## TRY IT
For each entry below, please return its exact wording and leave out any picture.

## GIVEN DATA

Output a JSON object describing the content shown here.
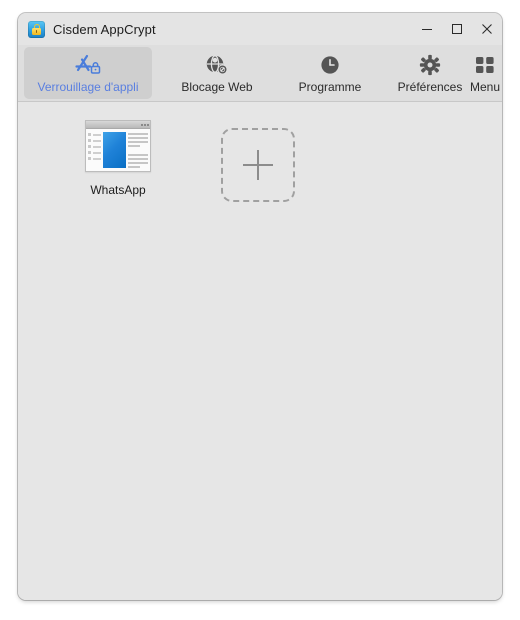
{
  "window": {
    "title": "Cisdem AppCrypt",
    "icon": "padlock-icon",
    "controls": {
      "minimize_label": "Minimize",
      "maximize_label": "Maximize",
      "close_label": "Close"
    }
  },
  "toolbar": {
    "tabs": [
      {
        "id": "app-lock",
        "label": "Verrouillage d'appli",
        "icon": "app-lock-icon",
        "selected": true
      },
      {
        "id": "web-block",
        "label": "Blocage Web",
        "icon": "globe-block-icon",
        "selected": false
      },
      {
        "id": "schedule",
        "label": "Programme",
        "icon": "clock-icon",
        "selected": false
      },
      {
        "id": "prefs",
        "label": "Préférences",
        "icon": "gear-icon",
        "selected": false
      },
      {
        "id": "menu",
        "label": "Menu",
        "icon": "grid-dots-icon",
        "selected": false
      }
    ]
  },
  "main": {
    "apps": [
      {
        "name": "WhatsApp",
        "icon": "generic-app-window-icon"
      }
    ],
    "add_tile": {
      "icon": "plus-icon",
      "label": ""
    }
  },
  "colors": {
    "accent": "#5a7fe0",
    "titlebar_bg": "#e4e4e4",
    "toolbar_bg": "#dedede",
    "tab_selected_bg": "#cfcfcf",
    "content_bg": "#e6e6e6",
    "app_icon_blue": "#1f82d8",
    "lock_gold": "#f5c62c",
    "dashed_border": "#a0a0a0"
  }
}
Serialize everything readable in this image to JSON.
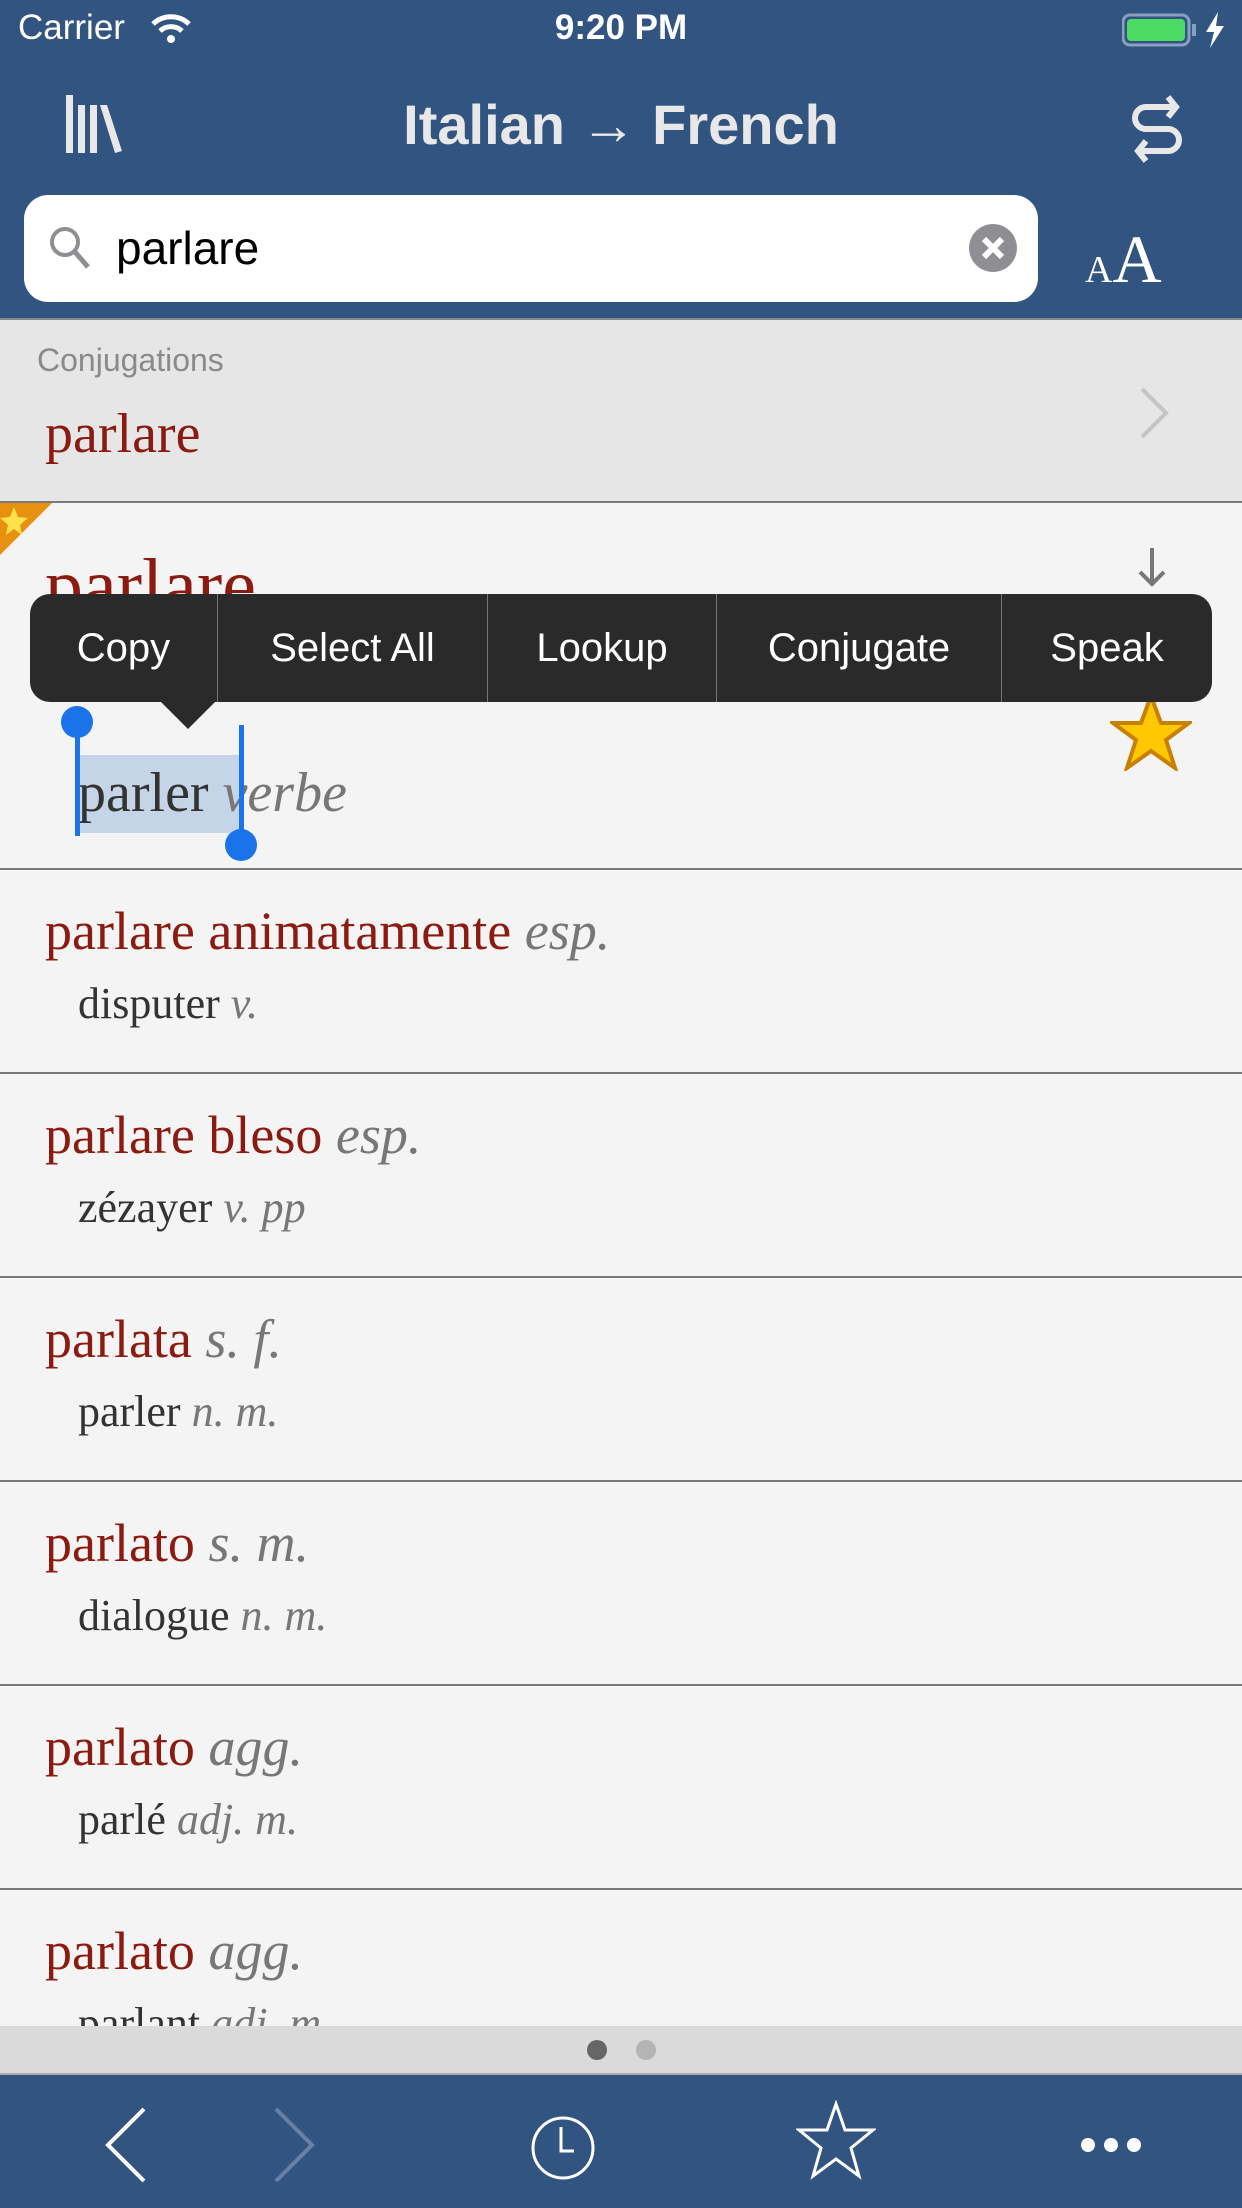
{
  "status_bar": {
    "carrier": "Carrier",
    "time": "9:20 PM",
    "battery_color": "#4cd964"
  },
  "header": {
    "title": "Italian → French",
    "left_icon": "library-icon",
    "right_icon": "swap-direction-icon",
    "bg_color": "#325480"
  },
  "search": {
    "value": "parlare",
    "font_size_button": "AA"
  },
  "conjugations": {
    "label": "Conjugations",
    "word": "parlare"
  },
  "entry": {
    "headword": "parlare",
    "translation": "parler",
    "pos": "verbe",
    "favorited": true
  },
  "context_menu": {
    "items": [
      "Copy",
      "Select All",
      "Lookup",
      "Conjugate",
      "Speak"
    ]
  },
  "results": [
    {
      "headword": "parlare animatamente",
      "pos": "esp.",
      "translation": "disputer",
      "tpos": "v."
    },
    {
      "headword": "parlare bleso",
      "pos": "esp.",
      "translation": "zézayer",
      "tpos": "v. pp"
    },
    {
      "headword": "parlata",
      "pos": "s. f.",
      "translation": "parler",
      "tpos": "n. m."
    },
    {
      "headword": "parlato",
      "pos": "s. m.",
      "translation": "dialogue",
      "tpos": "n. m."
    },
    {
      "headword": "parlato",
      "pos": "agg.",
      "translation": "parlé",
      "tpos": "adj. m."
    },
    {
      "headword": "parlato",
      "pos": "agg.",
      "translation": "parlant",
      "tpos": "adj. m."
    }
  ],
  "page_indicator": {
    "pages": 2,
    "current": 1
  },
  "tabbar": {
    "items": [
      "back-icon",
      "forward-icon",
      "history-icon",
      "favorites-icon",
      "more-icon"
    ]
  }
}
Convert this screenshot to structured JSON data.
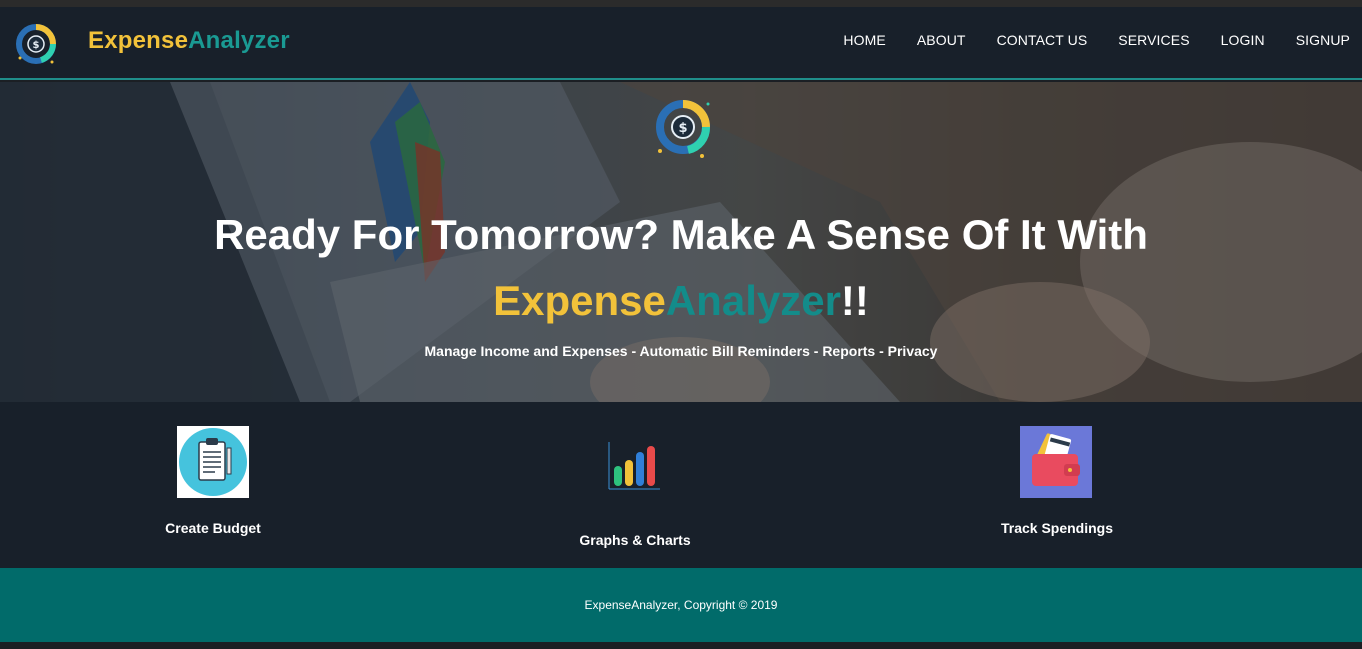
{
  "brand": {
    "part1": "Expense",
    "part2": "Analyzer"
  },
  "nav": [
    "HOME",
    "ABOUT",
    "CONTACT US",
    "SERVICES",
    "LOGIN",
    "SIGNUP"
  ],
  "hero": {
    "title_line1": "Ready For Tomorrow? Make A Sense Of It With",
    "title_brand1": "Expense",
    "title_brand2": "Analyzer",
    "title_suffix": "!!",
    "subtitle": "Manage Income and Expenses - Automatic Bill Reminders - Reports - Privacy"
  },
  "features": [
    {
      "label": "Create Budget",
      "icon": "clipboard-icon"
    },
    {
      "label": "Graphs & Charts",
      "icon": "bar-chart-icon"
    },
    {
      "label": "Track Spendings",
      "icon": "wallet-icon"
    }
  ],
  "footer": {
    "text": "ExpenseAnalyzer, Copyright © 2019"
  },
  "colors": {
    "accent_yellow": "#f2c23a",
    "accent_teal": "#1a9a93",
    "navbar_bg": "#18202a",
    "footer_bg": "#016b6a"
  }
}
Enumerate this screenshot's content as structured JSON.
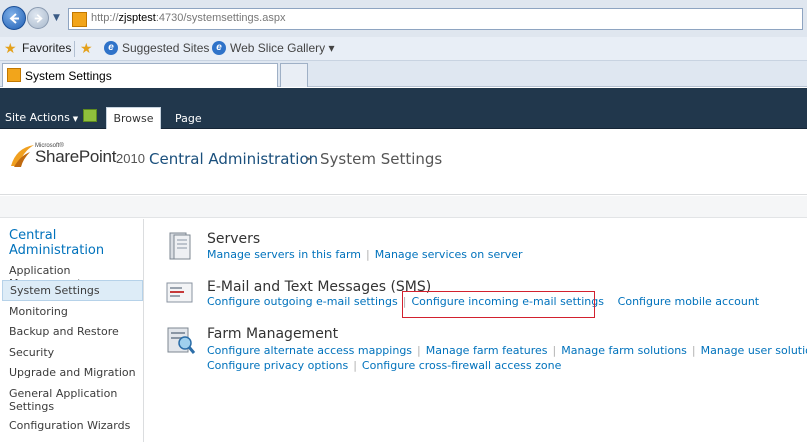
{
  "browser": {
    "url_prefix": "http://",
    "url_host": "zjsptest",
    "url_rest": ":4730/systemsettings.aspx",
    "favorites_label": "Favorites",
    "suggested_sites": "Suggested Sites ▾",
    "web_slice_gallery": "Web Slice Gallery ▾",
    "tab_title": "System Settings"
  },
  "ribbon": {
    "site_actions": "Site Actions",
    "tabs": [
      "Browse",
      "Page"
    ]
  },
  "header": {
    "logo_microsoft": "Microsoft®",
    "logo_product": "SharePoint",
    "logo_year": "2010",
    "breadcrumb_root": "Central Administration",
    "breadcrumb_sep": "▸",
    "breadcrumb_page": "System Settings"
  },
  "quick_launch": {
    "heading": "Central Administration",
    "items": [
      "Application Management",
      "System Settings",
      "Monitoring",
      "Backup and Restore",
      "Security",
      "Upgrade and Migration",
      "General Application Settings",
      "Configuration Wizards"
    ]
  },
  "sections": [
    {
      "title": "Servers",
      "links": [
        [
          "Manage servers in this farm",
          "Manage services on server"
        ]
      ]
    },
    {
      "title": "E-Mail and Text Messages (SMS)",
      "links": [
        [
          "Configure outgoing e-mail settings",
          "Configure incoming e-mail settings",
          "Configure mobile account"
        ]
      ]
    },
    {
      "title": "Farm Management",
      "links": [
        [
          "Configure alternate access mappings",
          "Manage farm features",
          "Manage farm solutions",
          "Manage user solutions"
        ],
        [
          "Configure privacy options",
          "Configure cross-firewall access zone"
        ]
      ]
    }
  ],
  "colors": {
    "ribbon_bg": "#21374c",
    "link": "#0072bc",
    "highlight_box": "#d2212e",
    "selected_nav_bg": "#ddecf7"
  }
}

## OUTPUT OF THE TASK
Output a JSON object describing the content shown here.
{
  "window": {
    "title": "Cisdem AppCrypt",
    "icon": "padlock-icon",
    "controls": {
      "minimize_label": "Minimize",
      "maximize_label": "Maximize",
      "close_label": "Close"
    }
  },
  "toolbar": {
    "tabs": [
      {
        "id": "app-lock",
        "label": "Verrouillage d'appli",
        "icon": "app-lock-icon",
        "selected": true
      },
      {
        "id": "web-block",
        "label": "Blocage Web",
        "icon": "globe-block-icon",
        "selected": false
      },
      {
        "id": "schedule",
        "label": "Programme",
        "icon": "clock-icon",
        "selected": false
      },
      {
        "id": "prefs",
        "label": "Préférences",
        "icon": "gear-icon",
        "selected": false
      },
      {
        "id": "menu",
        "label": "Menu",
        "icon": "grid-dots-icon",
        "selected": false
      }
    ]
  },
  "main": {
    "apps": [
      {
        "name": "WhatsApp",
        "icon": "generic-app-window-icon"
      }
    ],
    "add_tile": {
      "icon": "plus-icon",
      "label": ""
    }
  },
  "colors": {
    "accent": "#5a7fe0",
    "titlebar_bg": "#e4e4e4",
    "toolbar_bg": "#dedede",
    "tab_selected_bg": "#cfcfcf",
    "content_bg": "#e6e6e6",
    "app_icon_blue": "#1f82d8",
    "lock_gold": "#f5c62c",
    "dashed_border": "#a0a0a0"
  }
}
Serialize everything readable in this image to JSON.
{
  "status_bar": {
    "carrier": "Carrier",
    "time": "9:20 PM",
    "battery_color": "#4cd964"
  },
  "header": {
    "title": "Italian → French",
    "left_icon": "library-icon",
    "right_icon": "swap-direction-icon",
    "bg_color": "#325480"
  },
  "search": {
    "value": "parlare",
    "font_size_button": "AA"
  },
  "conjugations": {
    "label": "Conjugations",
    "word": "parlare"
  },
  "entry": {
    "headword": "parlare",
    "translation": "parler",
    "pos": "verbe",
    "favorited": true
  },
  "context_menu": {
    "items": [
      "Copy",
      "Select All",
      "Lookup",
      "Conjugate",
      "Speak"
    ]
  },
  "results": [
    {
      "headword": "parlare animatamente",
      "pos": "esp.",
      "translation": "disputer",
      "tpos": "v."
    },
    {
      "headword": "parlare bleso",
      "pos": "esp.",
      "translation": "zézayer",
      "tpos": "v. pp"
    },
    {
      "headword": "parlata",
      "pos": "s. f.",
      "translation": "parler",
      "tpos": "n. m."
    },
    {
      "headword": "parlato",
      "pos": "s. m.",
      "translation": "dialogue",
      "tpos": "n. m."
    },
    {
      "headword": "parlato",
      "pos": "agg.",
      "translation": "parlé",
      "tpos": "adj. m."
    },
    {
      "headword": "parlato",
      "pos": "agg.",
      "translation": "parlant",
      "tpos": "adj. m."
    }
  ],
  "page_indicator": {
    "pages": 2,
    "current": 1
  },
  "tabbar": {
    "items": [
      "back-icon",
      "forward-icon",
      "history-icon",
      "favorites-icon",
      "more-icon"
    ]
  }
}
Convert this screenshot to structured JSON data.
{
  "brand": {
    "part1": "Expense",
    "part2": "Analyzer"
  },
  "nav": [
    "HOME",
    "ABOUT",
    "CONTACT US",
    "SERVICES",
    "LOGIN",
    "SIGNUP"
  ],
  "hero": {
    "title_line1": "Ready For Tomorrow? Make A Sense Of It With",
    "title_brand1": "Expense",
    "title_brand2": "Analyzer",
    "title_suffix": "!!",
    "subtitle": "Manage Income and Expenses - Automatic Bill Reminders - Reports - Privacy"
  },
  "features": [
    {
      "label": "Create Budget",
      "icon": "clipboard-icon"
    },
    {
      "label": "Graphs & Charts",
      "icon": "bar-chart-icon"
    },
    {
      "label": "Track Spendings",
      "icon": "wallet-icon"
    }
  ],
  "footer": {
    "text": "ExpenseAnalyzer, Copyright © 2019"
  },
  "colors": {
    "accent_yellow": "#f2c23a",
    "accent_teal": "#1a9a93",
    "navbar_bg": "#18202a",
    "footer_bg": "#016b6a"
  }
}
Enumerate this screenshot's content as structured JSON.
{
  "browser": {
    "url_prefix": "http://",
    "url_host": "zjsptest",
    "url_rest": ":4730/systemsettings.aspx",
    "favorites_label": "Favorites",
    "suggested_sites": "Suggested Sites ▾",
    "web_slice_gallery": "Web Slice Gallery ▾",
    "tab_title": "System Settings"
  },
  "ribbon": {
    "site_actions": "Site Actions",
    "tabs": [
      "Browse",
      "Page"
    ]
  },
  "header": {
    "logo_microsoft": "Microsoft®",
    "logo_product": "SharePoint",
    "logo_year": "2010",
    "breadcrumb_root": "Central Administration",
    "breadcrumb_sep": "▸",
    "breadcrumb_page": "System Settings"
  },
  "quick_launch": {
    "heading": "Central Administration",
    "items": [
      "Application Management",
      "System Settings",
      "Monitoring",
      "Backup and Restore",
      "Security",
      "Upgrade and Migration",
      "General Application Settings",
      "Configuration Wizards"
    ]
  },
  "sections": [
    {
      "title": "Servers",
      "links": [
        [
          "Manage servers in this farm",
          "Manage services on server"
        ]
      ]
    },
    {
      "title": "E-Mail and Text Messages (SMS)",
      "links": [
        [
          "Configure outgoing e-mail settings",
          "Configure incoming e-mail settings",
          "Configure mobile account"
        ]
      ]
    },
    {
      "title": "Farm Management",
      "links": [
        [
          "Configure alternate access mappings",
          "Manage farm features",
          "Manage farm solutions",
          "Manage user solutions"
        ],
        [
          "Configure privacy options",
          "Configure cross-firewall access zone"
        ]
      ]
    }
  ],
  "colors": {
    "ribbon_bg": "#21374c",
    "link": "#0072bc",
    "highlight_box": "#d2212e",
    "selected_nav_bg": "#ddecf7"
  }
}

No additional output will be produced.